My parents were not very supportive when I came out as transgender. They took a judgmental stance, thinking they could still mold me into the person they wanted me to be. Eventually, it caused me to rebel and resent them. Over time, my parents realized that they were pushing me away and at some point, they decided to change their outlook toward me being trans. Dealing with all the negativity from close relatives is what drove me to become stronger and stand up for myself, even though it is hard. It just made me realize that if the most closed minds can open up and change, then we can inspire others.
Until now, I have never volunteered for any cause involving the LGBTQ community. This campaign is the perfect opportunity for me to help build awareness on the health issues affecting my community. It’s also a way for me to make the lives of my LGBTQ peers easier and safer.
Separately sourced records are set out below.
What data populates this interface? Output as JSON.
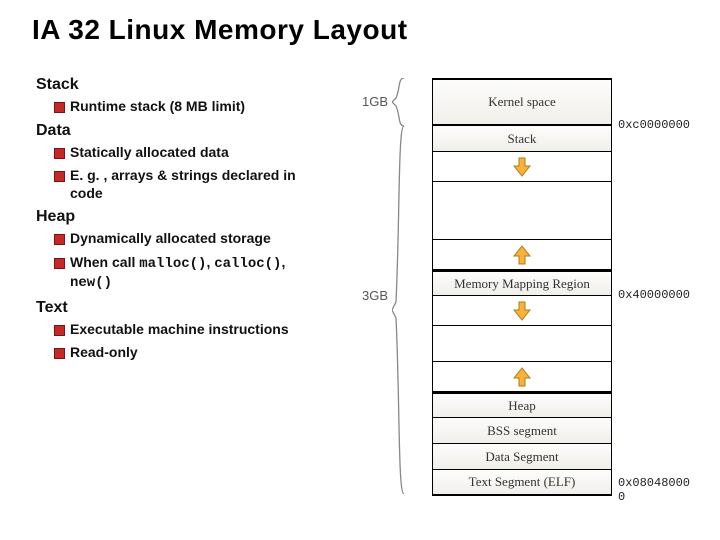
{
  "title": "IA 32 Linux Memory Layout",
  "sections": {
    "stack": {
      "heading": "Stack",
      "items": [
        "Runtime stack (8 MB limit)"
      ]
    },
    "data": {
      "heading": "Data",
      "items": [
        "Statically allocated data",
        "E. g. , arrays & strings declared in code"
      ]
    },
    "heap": {
      "heading": "Heap",
      "items": [
        "Dynamically allocated storage",
        "When call malloc(), calloc(), new()"
      ]
    },
    "text": {
      "heading": "Text",
      "items": [
        "Executable machine instructions",
        "Read-only"
      ]
    }
  },
  "diagram": {
    "size_labels": {
      "top": "1GB",
      "bottom": "3GB"
    },
    "segments": {
      "kernel": "Kernel space",
      "stack": "Stack",
      "mmap": "Memory Mapping Region",
      "heap": "Heap",
      "bss": "BSS segment",
      "data": "Data Segment",
      "text": "Text Segment (ELF)"
    },
    "addresses": {
      "kernel_base": "0xc0000000",
      "mmap_base": "0x40000000",
      "text_base": "0x08048000",
      "zero": "0"
    }
  }
}
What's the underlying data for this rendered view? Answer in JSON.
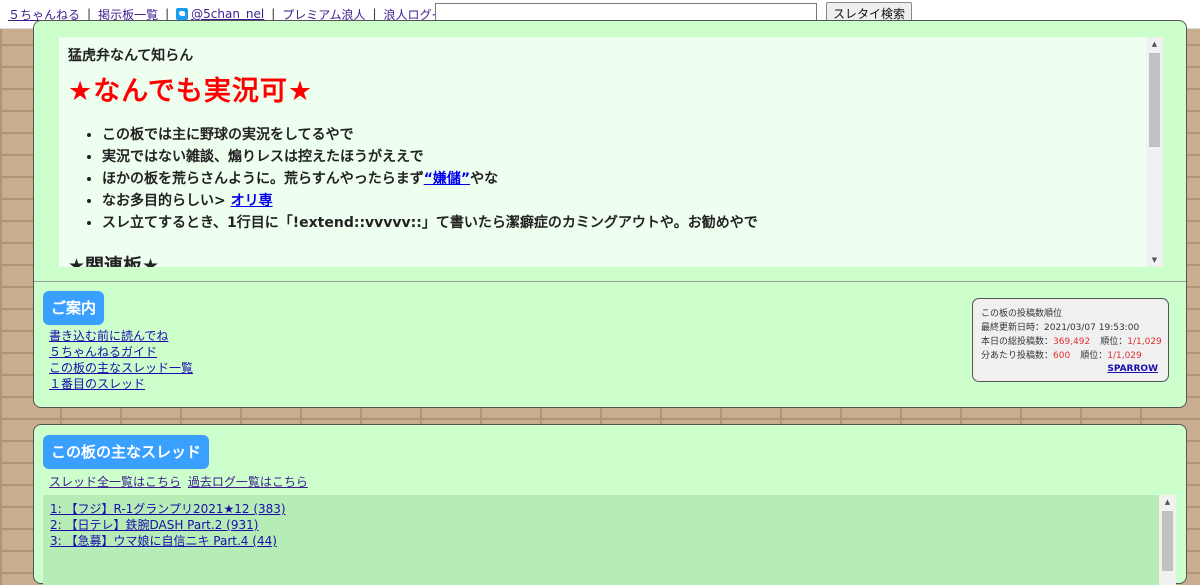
{
  "topbar": {
    "links": {
      "site": "５ちゃんねる",
      "board_list": "掲示板一覧",
      "twitter": "@5chan_nel",
      "premium": "プレミアム浪人",
      "login": "浪人ログイン"
    },
    "separator": "|",
    "search_button": "スレタイ検索",
    "search_value": ""
  },
  "header": {
    "subtitle": "猛虎弁なんて知らん",
    "board_title": "★なんでも実況可★",
    "rules": [
      {
        "text": "この板では主に野球の実況をしてるやで"
      },
      {
        "text": "実況ではない雑談、煽りレスは控えたほうがええで"
      },
      {
        "text_before": "ほかの板を荒らさんように。荒らすんやったらまず",
        "link": "“嫌儲”",
        "text_after": "やな"
      },
      {
        "text_before": "なお多目的らしい> ",
        "link": "オリ専"
      },
      {
        "text": "スレ立てするとき、1行目に「!extend::vvvvv::」て書いたら潔癖症のカミングアウトや。お勧めやで"
      }
    ],
    "related_heading": "★関連板★"
  },
  "guide": {
    "label": "ご案内",
    "links": [
      "書き込む前に読んでね",
      "５ちゃんねるガイド",
      "この板の主なスレッド一覧",
      "１番目のスレッド"
    ]
  },
  "stats": {
    "title": "この板の投稿数順位",
    "updated_label": "最終更新日時：",
    "updated_value": "2021/03/07 19:53:00",
    "today_label": "本日の総投稿数：",
    "today_value": "369,492",
    "rank_label": "順位：",
    "today_rank": "1/1,029",
    "per_min_label": "分あたり投稿数：",
    "per_min_value": "600",
    "per_min_rank": "1/1,029",
    "credit": "SPARROW"
  },
  "threads": {
    "label": "この板の主なスレッド",
    "all_link": "スレッド全一覧はこちら",
    "archive_link": "過去ログ一覧はこちら",
    "items": [
      "1: 【フジ】R-1グランプリ2021★12 (383)",
      "2: 【日テレ】鉄腕DASH Part.2 (931)",
      "3: 【急募】ウマ娘に自信ニキ Part.4 (44)"
    ]
  }
}
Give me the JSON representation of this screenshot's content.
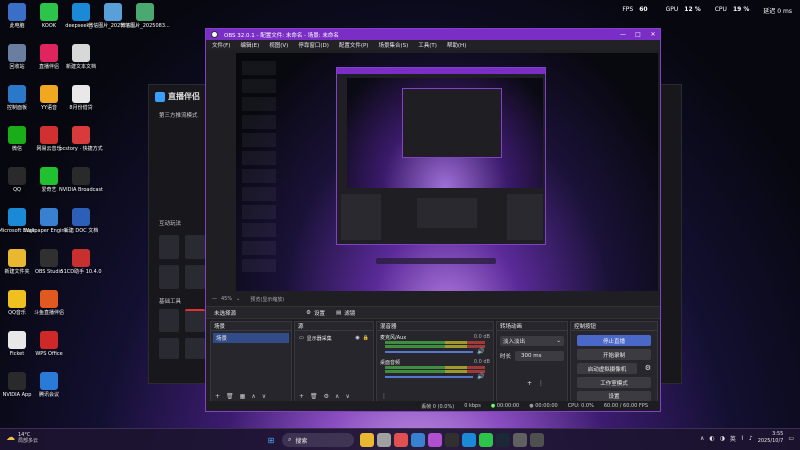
{
  "topbar": {
    "fps_label": "FPS",
    "fps_value": "60",
    "gpu_label": "GPU",
    "gpu_value": "12 %",
    "cpu_label": "CPU",
    "cpu_value": "19 %",
    "latency": "延迟 0 ms"
  },
  "desktop": [
    {
      "label": "此电脑",
      "icon": "computer-icon",
      "color": "#3a6fc8"
    },
    {
      "label": "KOOK",
      "icon": "kook-icon",
      "color": "#2cc44a"
    },
    {
      "label": "deepseek_...",
      "icon": "edge-icon",
      "color": "#1b8ad6"
    },
    {
      "label": "微信图片_2025083...",
      "icon": "image-file-icon",
      "color": "#5aa0d8"
    },
    {
      "label": "微信图片_2025083...",
      "icon": "image-file-icon",
      "color": "#4aa870"
    },
    {
      "label": "回收站",
      "icon": "recycle-bin-icon",
      "color": "#6a7fa0"
    },
    {
      "label": "直播伴侣",
      "icon": "douyin-live-icon",
      "color": "#e0245e"
    },
    {
      "label": "新建文本文档",
      "icon": "text-file-icon",
      "color": "#d8d8d8"
    },
    {
      "label": "控制面板",
      "icon": "control-panel-icon",
      "color": "#2b78c8"
    },
    {
      "label": "YY语音",
      "icon": "yy-icon",
      "color": "#f0a820"
    },
    {
      "label": "8月份借贷",
      "icon": "document-icon",
      "color": "#e8e8e8"
    },
    {
      "label": "微信",
      "icon": "wechat-icon",
      "color": "#1aad19"
    },
    {
      "label": "网易云音乐",
      "icon": "netease-music-icon",
      "color": "#d03030"
    },
    {
      "label": "pcstory · 快捷方式",
      "icon": "pcstory-icon",
      "color": "#d83b3b"
    },
    {
      "label": "QQ",
      "icon": "qq-icon",
      "color": "#2a2a2a"
    },
    {
      "label": "爱奇艺",
      "icon": "iqiyi-icon",
      "color": "#20c030"
    },
    {
      "label": "NVIDIA Broadcast",
      "icon": "nvidia-icon",
      "color": "#2a2a2a"
    },
    {
      "label": "Microsoft Edge",
      "icon": "edge-icon",
      "color": "#1b8ad6"
    },
    {
      "label": "Wallpaper Engine:...",
      "icon": "wallpaper-engine-icon",
      "color": "#3a80d0"
    },
    {
      "label": "新建 DOC 文档",
      "icon": "word-icon",
      "color": "#2b5fb8"
    },
    {
      "label": "新建文件夹",
      "icon": "folder-icon",
      "color": "#e8b830"
    },
    {
      "label": "OBS Studio",
      "icon": "obs-icon",
      "color": "#303030"
    },
    {
      "label": "51CD助手 10.4.0",
      "icon": "assistant-icon",
      "color": "#c83030"
    },
    {
      "label": "QQ音乐",
      "icon": "qq-music-icon",
      "color": "#f0c020"
    },
    {
      "label": "斗鱼直播伴侣",
      "icon": "douyu-icon",
      "color": "#e05a20"
    },
    {
      "label": "Ficket",
      "icon": "ficket-icon",
      "color": "#e8e8e8"
    },
    {
      "label": "WPS Office",
      "icon": "wps-icon",
      "color": "#d02828"
    },
    {
      "label": "NVIDIA App",
      "icon": "nvidia-icon",
      "color": "#2a2a2a"
    },
    {
      "label": "腾讯会议",
      "icon": "tencent-meeting-icon",
      "color": "#2a7ad8"
    }
  ],
  "bg_window": {
    "app": "直播伴侣",
    "mode": "第三方推流模式",
    "section1": "互动玩法",
    "section2": "基础工具"
  },
  "obs": {
    "title": "OBS 32.0.1 - 配置文件: 未命名 - 场景: 未命名",
    "menu": [
      "文件(F)",
      "编辑(E)",
      "视图(V)",
      "停靠窗口(D)",
      "配置文件(P)",
      "场景集合(S)",
      "工具(T)",
      "帮助(H)"
    ],
    "zoom": "45%",
    "preview_label": "预览(显示缩放)",
    "no_source": "未选择源",
    "properties_btn": "设置",
    "filters_btn": "滤镜",
    "scenes": {
      "title": "场景",
      "items": [
        "场景"
      ]
    },
    "sources": {
      "title": "源",
      "items": [
        "显示器采集"
      ]
    },
    "mixer": {
      "title": "混音器",
      "ch1": "麦克风/Aux",
      "ch1_db": "0.0 dB",
      "ch2": "桌面音频",
      "ch2_db": "0.0 dB"
    },
    "transitions": {
      "title": "转场动画",
      "selected": "淡入淡出",
      "duration_label": "时长",
      "duration": "300 ms"
    },
    "controls": {
      "title": "控制按钮",
      "stop_stream": "停止直播",
      "start_rec": "开始录制",
      "virtual_cam": "启动虚拟摄像机",
      "studio_mode": "工作室模式",
      "settings": "设置"
    },
    "status": {
      "dropped": "丢帧 0 (0.0%)",
      "bitrate": "0 kbps",
      "stream_time": "00:00:00",
      "rec_time": "00:00:00",
      "cpu": "CPU: 0.0%",
      "fps": "60.00 / 60.00 FPS"
    }
  },
  "taskbar": {
    "weather_temp": "14°C",
    "weather_desc": "局部多云",
    "search": "搜索",
    "ime": "英",
    "time": "3:55",
    "date": "2025/10/7"
  },
  "colors": {
    "accent": "#7b2ec5",
    "stop_stream": "#4a68c8"
  }
}
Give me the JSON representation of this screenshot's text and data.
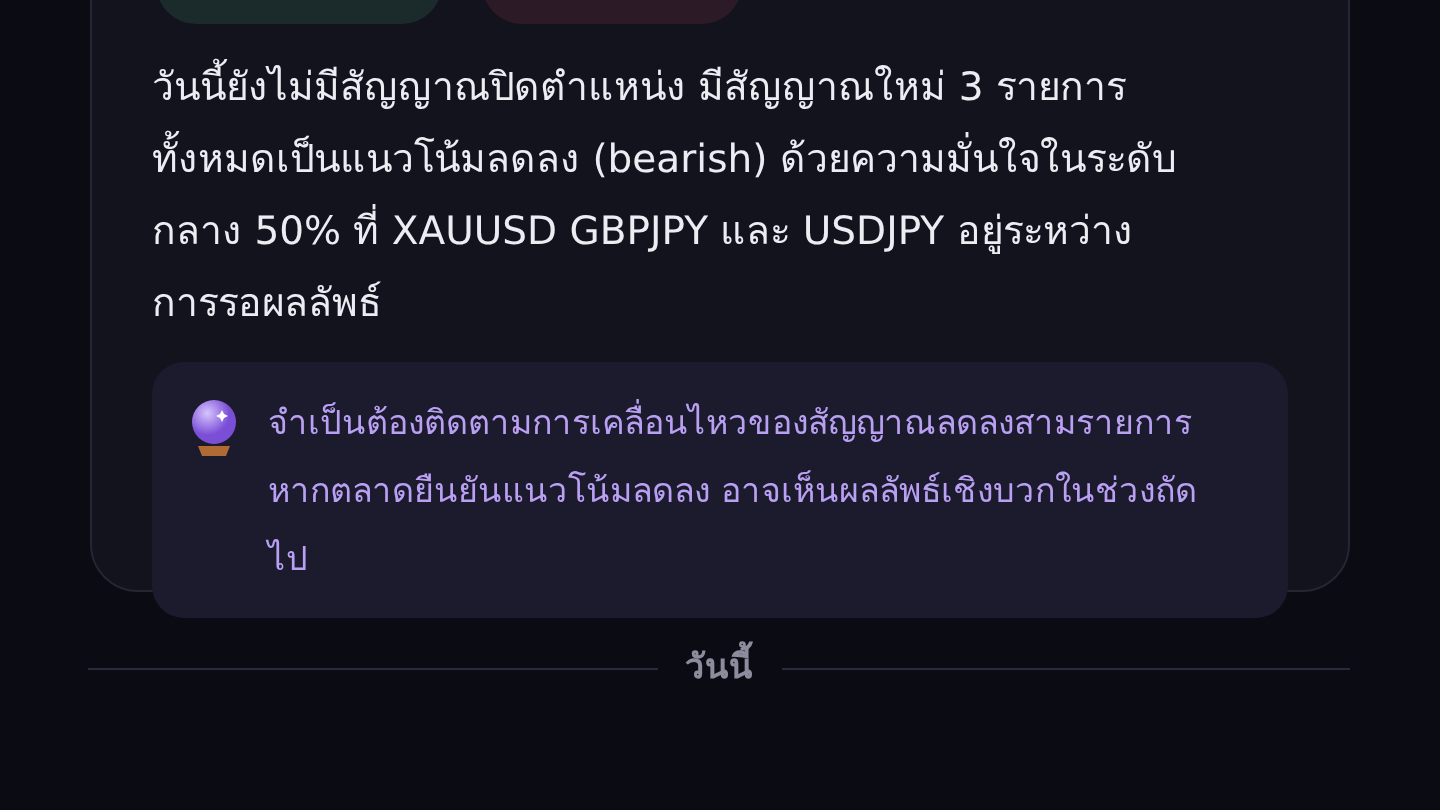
{
  "badges": [
    {
      "color": "#1b2a2a"
    },
    {
      "color": "#2c1a26"
    }
  ],
  "summary": "วันนี้ยังไม่มีสัญญาณปิดตำแหน่ง มีสัญญาณใหม่ 3 รายการทั้งหมดเป็นแนวโน้มลดลง (bearish) ด้วยความมั่นใจในระดับกลาง 50% ที่ XAUUSD GBPJPY และ USDJPY อยู่ระหว่างการรอผลลัพธ์",
  "insight": {
    "text": "จำเป็นต้องติดตามการเคลื่อนไหวของสัญญาณลดลงสามรายการ หากตลาดยืนยันแนวโน้มลดลง อาจเห็นผลลัพธ์เชิงบวกในช่วงถัดไป"
  },
  "divider": {
    "label": "วันนี้"
  }
}
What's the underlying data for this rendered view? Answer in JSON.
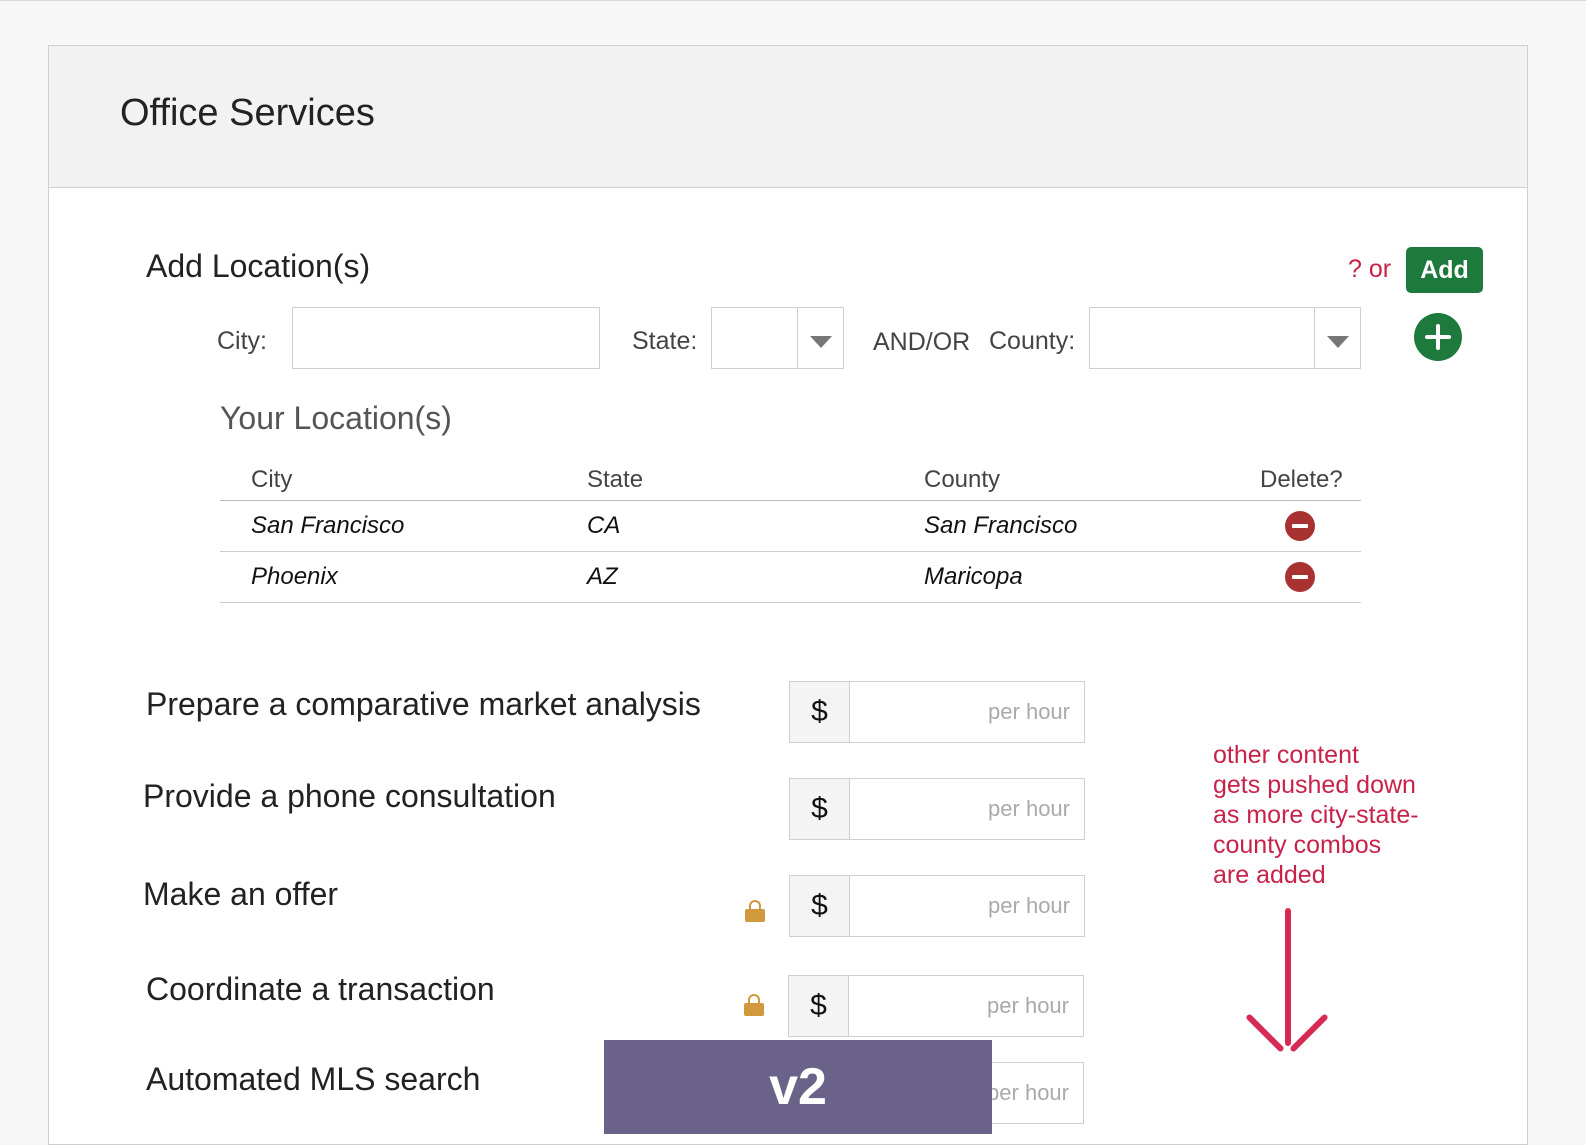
{
  "panel": {
    "title": "Office Services"
  },
  "add_location": {
    "title": "Add Location(s)",
    "help_text": "? or",
    "add_button": "Add",
    "city_label": "City:",
    "city_value": "",
    "state_label": "State:",
    "state_value": "",
    "and_or": "AND/OR",
    "county_label": "County:",
    "county_value": "",
    "icons": {
      "add_row": "plus-circle-icon",
      "dropdown": "chevron-down-icon"
    }
  },
  "your_locations": {
    "title": "Your Location(s)",
    "headers": {
      "city": "City",
      "state": "State",
      "county": "County",
      "delete": "Delete?"
    },
    "rows": [
      {
        "city": "San Francisco",
        "state": "CA",
        "county": "San Francisco"
      },
      {
        "city": "Phoenix",
        "state": "AZ",
        "county": "Maricopa"
      }
    ]
  },
  "services": [
    {
      "label": "Prepare a comparative market analysis",
      "prefix": "$",
      "placeholder": "per hour",
      "locked": false
    },
    {
      "label": "Provide a phone consultation",
      "prefix": "$",
      "placeholder": "per hour",
      "locked": false
    },
    {
      "label": "Make an offer",
      "prefix": "$",
      "placeholder": "per hour",
      "locked": true
    },
    {
      "label": "Coordinate a transaction",
      "prefix": "$",
      "placeholder": "per hour",
      "locked": true
    },
    {
      "label": "Automated MLS search",
      "prefix": "$",
      "placeholder": "per hour",
      "locked": false
    }
  ],
  "annotation": {
    "lines": [
      "other content",
      "gets pushed down",
      "as more city-state-",
      "county combos",
      "are added"
    ],
    "color": "#c8224a"
  },
  "version_badge": "v2",
  "colors": {
    "accent_green": "#1e7a3c",
    "delete_red": "#a83232",
    "lock_gold": "#d09a3c",
    "badge_purple": "#6a6289"
  }
}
I believe my story can make a huge impact, opening minds with knowledge and love in the process.
I am currently single and I’m taking PrEP. For now, all of my time and energy is going toward building a stronger foundation, a career and a sense of self-love.
There are people who are very close to me who are living positive but undetectable. I want to help erase the stigmas surrounding HIV and PrEP so that it will be easier for people to discuss HIV positive status, taking preventive measures and getting treatment. Also, there are so many trans girls facing issues that I had to overcome. So, if I can share my story of how I dealt and deal with common issues trans girls have, maybe we can open the minds of families like mine and save the lives of our girls. We have to show everyone we no longer need to hide, we are here and we are proud!
PrEP is beneficial to gay and bisexual African Americans and Hispanics because our communities are so heavily affected by drugs and disease. It’s time to reverse the stigmas and start living healthier, happier lives.
It is important to get tested for HIV because if you are positive, you can get treatment, become undetectable, live a long, healthy life and find true and genuine love.
As a transgender woman, being candid and open is most important to me. If we are presenting ourselves to the world, they can no longer hide us away and we can start breaking down the walls that have hindered our community for so long.
In the beginning, it was hard for everyone to except that this isn’t a phase. This is truly who I am. I feel that the love my family has for me drove them to open up to acceptance. Now, I might as well have an entire army behind me. They are so supportive and loving, I just want to share it with the world. I want to give others the experience we should all have.
Self-love is what comes to mind when I hear “Live healthy. Live longer.” By showing self-love, you begin to feel healthier inside and out, finding an infinite love so strong that you have to go out and share it.
I know that I am proud of who I am becoming and I will stand strong In spreading the growth of every community. That’s what comes through when I hear, “I am here. I exist. I matter.”